(Dataset rows describing interfaces)
+++

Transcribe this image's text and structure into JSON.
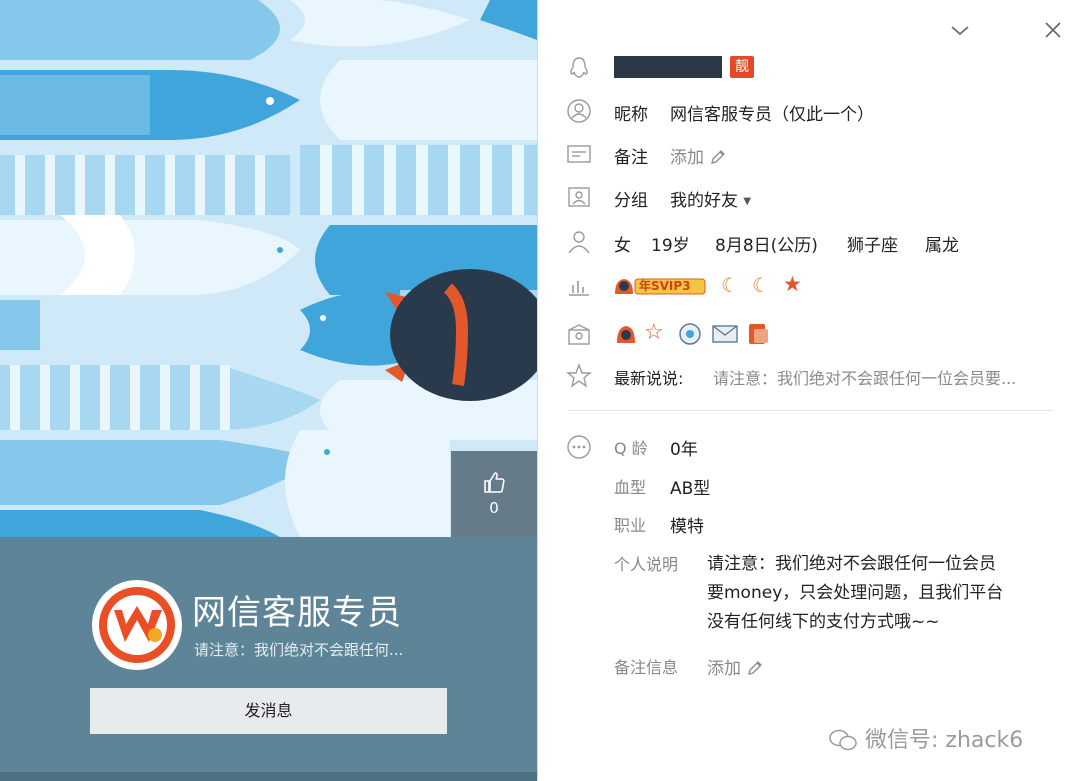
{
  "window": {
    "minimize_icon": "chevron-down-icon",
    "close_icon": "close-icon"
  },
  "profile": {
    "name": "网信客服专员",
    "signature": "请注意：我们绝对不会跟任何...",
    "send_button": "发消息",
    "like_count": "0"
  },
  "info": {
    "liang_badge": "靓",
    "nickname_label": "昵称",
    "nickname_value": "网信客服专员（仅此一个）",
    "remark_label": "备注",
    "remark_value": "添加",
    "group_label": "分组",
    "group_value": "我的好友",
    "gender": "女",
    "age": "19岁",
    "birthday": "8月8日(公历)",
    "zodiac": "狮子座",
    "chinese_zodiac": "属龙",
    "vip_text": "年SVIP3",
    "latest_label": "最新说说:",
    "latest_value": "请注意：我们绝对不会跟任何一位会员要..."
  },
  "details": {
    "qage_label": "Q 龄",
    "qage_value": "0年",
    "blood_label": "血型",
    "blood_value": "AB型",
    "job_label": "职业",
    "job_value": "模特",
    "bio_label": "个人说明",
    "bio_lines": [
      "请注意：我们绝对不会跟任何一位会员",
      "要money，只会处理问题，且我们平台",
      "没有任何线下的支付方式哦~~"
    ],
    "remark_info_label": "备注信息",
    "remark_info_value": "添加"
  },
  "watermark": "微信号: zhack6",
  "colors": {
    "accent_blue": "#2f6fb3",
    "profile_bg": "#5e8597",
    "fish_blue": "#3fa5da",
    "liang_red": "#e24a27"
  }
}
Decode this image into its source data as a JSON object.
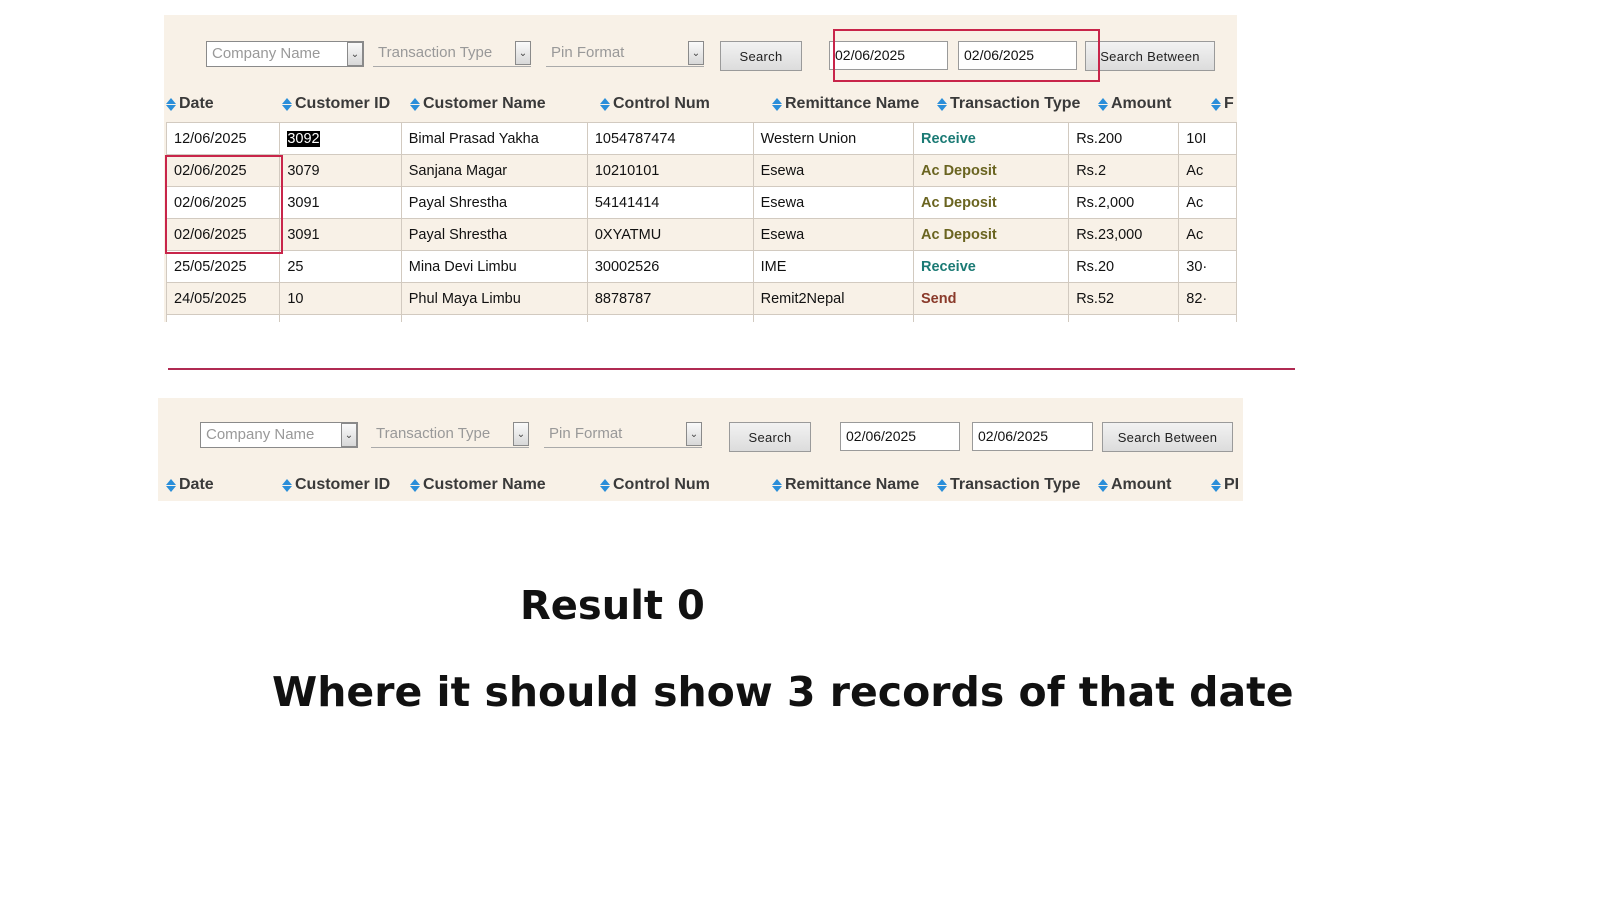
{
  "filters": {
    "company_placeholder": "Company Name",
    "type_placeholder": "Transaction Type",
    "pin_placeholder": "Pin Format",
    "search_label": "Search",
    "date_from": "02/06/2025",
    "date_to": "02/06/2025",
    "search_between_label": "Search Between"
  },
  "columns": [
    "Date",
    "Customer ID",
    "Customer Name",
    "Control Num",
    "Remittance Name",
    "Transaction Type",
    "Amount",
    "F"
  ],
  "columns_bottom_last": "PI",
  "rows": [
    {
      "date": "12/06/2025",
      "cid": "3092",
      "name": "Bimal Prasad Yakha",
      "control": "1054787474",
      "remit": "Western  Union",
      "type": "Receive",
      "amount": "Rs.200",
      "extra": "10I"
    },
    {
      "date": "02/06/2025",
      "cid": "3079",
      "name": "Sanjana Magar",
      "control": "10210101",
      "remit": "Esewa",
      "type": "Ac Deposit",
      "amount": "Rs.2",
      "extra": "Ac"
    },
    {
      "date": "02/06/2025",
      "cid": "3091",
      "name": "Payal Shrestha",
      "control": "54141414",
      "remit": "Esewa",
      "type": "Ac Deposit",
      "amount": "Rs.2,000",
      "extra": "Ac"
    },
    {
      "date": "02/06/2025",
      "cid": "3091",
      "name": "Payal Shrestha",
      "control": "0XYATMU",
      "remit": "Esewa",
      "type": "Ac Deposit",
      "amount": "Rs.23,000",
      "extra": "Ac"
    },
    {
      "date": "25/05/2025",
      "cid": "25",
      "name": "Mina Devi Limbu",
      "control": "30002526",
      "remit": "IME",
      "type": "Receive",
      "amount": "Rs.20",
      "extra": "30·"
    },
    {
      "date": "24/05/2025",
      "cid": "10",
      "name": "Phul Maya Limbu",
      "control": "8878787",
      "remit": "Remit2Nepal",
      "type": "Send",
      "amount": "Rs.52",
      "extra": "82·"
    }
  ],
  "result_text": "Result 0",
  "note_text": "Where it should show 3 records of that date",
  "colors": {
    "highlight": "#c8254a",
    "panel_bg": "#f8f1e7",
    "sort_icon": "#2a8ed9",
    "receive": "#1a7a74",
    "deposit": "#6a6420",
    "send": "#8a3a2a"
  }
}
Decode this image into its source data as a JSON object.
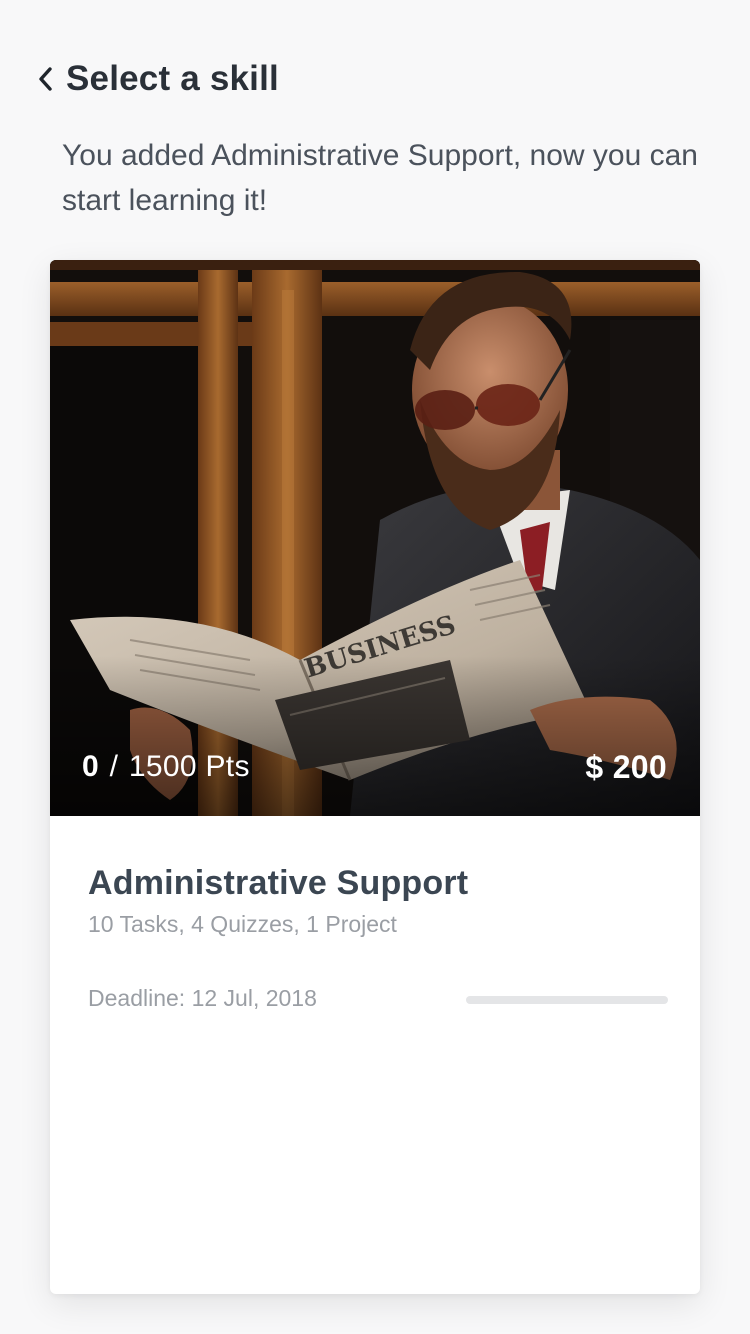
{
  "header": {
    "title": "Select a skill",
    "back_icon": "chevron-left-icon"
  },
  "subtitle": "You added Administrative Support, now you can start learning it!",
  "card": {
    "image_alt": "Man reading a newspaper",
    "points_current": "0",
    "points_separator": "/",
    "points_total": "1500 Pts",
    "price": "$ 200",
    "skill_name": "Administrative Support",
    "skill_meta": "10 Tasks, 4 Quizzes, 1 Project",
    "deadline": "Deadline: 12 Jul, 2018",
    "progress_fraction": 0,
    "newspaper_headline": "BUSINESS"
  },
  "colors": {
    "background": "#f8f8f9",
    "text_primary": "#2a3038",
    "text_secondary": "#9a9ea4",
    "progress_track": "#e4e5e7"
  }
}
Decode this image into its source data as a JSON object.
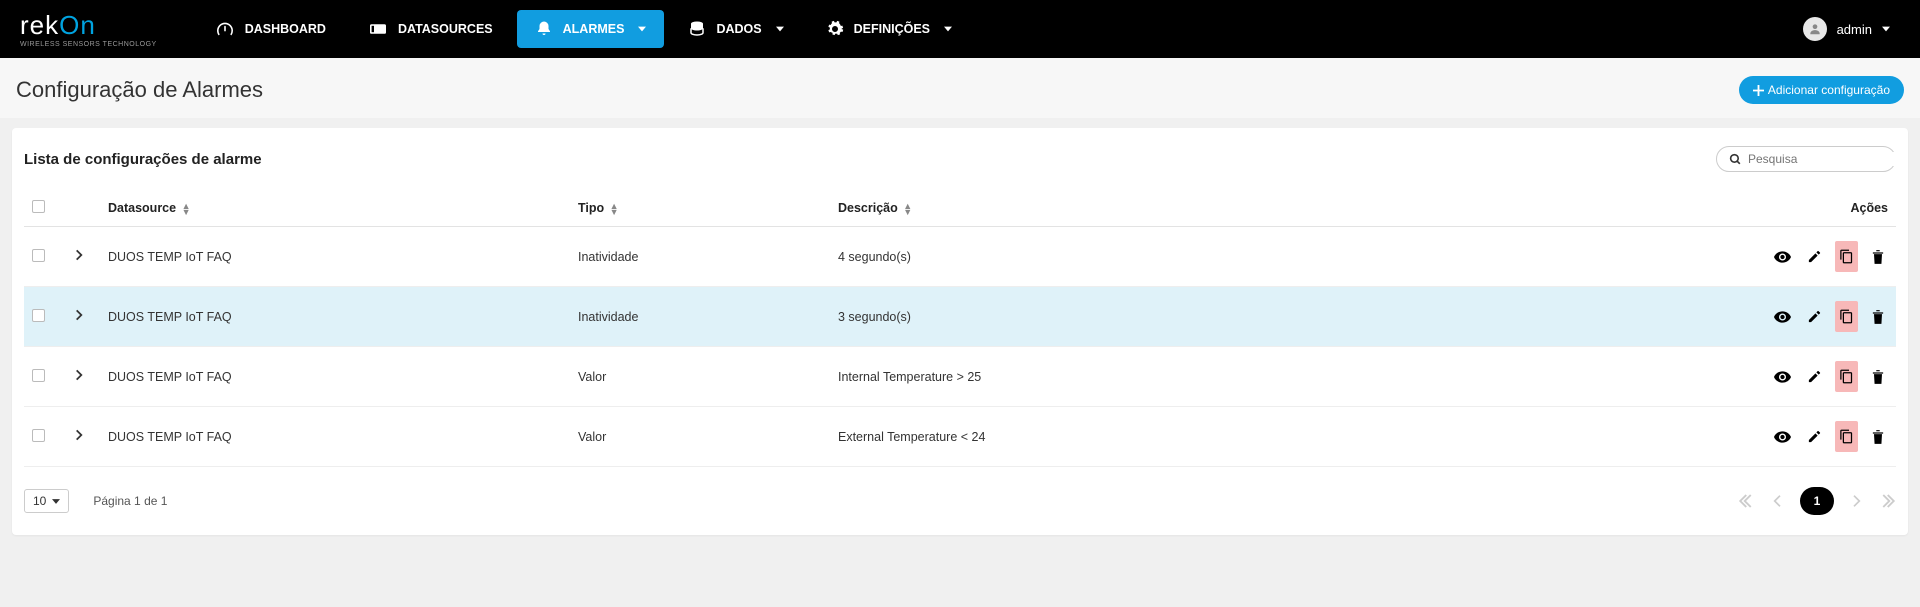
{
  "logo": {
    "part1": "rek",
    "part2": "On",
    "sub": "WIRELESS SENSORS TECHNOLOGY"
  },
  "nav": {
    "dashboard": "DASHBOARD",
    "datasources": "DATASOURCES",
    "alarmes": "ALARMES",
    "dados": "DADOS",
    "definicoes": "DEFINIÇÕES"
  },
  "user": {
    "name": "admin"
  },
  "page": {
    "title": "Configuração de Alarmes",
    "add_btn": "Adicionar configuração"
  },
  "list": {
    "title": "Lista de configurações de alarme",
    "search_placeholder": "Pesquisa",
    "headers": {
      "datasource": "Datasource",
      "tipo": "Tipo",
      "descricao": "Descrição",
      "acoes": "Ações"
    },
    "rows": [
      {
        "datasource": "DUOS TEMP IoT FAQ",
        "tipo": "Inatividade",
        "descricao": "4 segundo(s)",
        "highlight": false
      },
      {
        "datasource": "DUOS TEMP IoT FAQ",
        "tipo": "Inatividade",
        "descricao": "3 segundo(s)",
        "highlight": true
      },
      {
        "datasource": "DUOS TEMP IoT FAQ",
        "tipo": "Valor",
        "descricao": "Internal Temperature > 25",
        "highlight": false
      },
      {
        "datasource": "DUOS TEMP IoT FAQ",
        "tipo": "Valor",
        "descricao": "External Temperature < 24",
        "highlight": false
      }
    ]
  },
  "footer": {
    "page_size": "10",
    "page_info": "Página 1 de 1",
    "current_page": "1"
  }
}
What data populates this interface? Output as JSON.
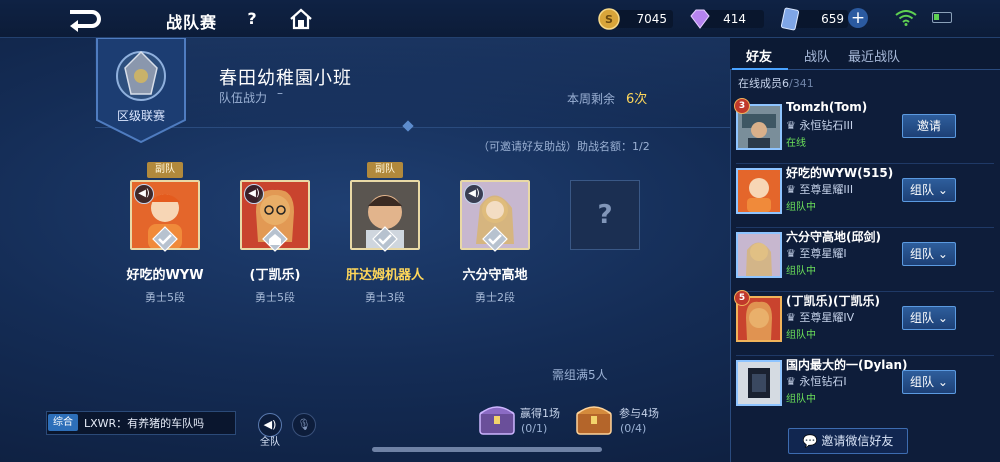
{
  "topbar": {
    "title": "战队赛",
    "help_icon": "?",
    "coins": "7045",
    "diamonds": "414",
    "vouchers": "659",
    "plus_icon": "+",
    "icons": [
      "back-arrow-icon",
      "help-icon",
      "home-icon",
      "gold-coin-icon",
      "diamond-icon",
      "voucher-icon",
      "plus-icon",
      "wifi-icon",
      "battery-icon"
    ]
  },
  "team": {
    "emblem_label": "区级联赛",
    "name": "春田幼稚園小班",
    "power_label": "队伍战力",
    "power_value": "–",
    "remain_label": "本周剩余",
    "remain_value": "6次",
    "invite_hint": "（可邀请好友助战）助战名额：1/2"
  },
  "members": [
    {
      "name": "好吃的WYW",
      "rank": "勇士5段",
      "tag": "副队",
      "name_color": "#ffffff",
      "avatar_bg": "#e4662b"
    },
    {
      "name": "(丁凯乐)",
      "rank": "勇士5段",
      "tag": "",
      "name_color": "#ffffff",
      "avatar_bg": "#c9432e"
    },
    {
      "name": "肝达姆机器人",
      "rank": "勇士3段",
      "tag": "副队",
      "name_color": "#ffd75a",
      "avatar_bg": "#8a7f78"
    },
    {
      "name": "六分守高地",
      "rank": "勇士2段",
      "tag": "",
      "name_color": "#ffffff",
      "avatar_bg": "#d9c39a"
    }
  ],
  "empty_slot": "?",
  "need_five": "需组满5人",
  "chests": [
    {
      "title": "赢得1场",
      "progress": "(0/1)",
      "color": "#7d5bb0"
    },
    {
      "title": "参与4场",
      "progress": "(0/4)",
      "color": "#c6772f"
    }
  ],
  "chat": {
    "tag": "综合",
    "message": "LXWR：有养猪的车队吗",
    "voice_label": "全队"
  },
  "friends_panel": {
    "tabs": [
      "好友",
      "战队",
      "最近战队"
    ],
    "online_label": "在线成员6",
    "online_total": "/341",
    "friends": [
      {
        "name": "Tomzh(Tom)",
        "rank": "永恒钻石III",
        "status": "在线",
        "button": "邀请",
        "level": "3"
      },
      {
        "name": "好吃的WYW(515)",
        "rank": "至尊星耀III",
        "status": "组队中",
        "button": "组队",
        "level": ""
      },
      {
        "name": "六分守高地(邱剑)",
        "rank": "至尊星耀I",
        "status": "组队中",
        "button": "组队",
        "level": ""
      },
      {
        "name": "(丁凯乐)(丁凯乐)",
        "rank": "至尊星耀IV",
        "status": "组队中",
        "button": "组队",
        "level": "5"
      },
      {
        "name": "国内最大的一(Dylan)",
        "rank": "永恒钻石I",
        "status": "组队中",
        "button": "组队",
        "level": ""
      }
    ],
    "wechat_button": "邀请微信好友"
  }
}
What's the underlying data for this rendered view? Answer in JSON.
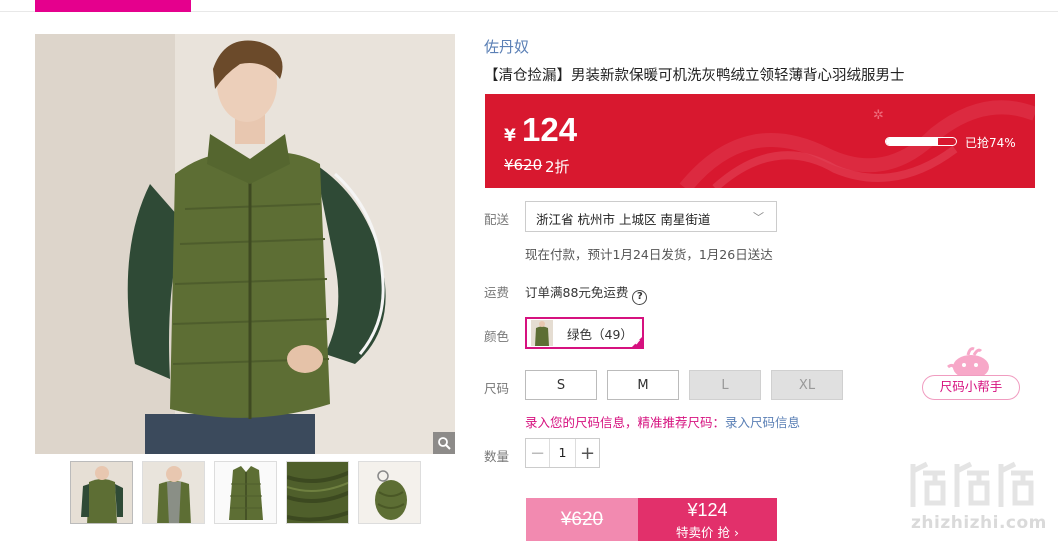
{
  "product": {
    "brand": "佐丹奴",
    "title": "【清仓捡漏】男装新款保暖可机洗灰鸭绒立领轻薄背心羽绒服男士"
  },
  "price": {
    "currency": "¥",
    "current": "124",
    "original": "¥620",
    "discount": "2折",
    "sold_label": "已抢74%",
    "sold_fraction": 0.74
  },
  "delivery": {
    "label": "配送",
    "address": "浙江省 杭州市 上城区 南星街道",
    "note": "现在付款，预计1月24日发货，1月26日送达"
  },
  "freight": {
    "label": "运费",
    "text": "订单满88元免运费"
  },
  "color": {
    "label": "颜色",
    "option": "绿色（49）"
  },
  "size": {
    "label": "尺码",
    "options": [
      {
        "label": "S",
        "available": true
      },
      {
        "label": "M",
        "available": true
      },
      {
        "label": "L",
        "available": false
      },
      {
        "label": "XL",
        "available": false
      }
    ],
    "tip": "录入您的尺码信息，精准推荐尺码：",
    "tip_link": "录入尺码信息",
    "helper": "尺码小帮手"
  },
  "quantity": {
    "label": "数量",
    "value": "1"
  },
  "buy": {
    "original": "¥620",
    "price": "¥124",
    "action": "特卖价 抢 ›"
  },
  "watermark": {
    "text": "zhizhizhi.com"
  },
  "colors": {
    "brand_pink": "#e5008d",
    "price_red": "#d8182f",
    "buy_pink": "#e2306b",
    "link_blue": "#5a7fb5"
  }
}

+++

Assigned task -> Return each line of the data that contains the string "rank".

Task answer ->
      "rank": "勇士5段",
      "rank": "勇士5段",
      "rank": "勇士3段",
      "rank": "勇士2段",
        "rank": "永恒钻石III",
        "rank": "至尊星耀III",
        "rank": "至尊星耀I",
        "rank": "至尊星耀IV",
        "rank": "永恒钻石I",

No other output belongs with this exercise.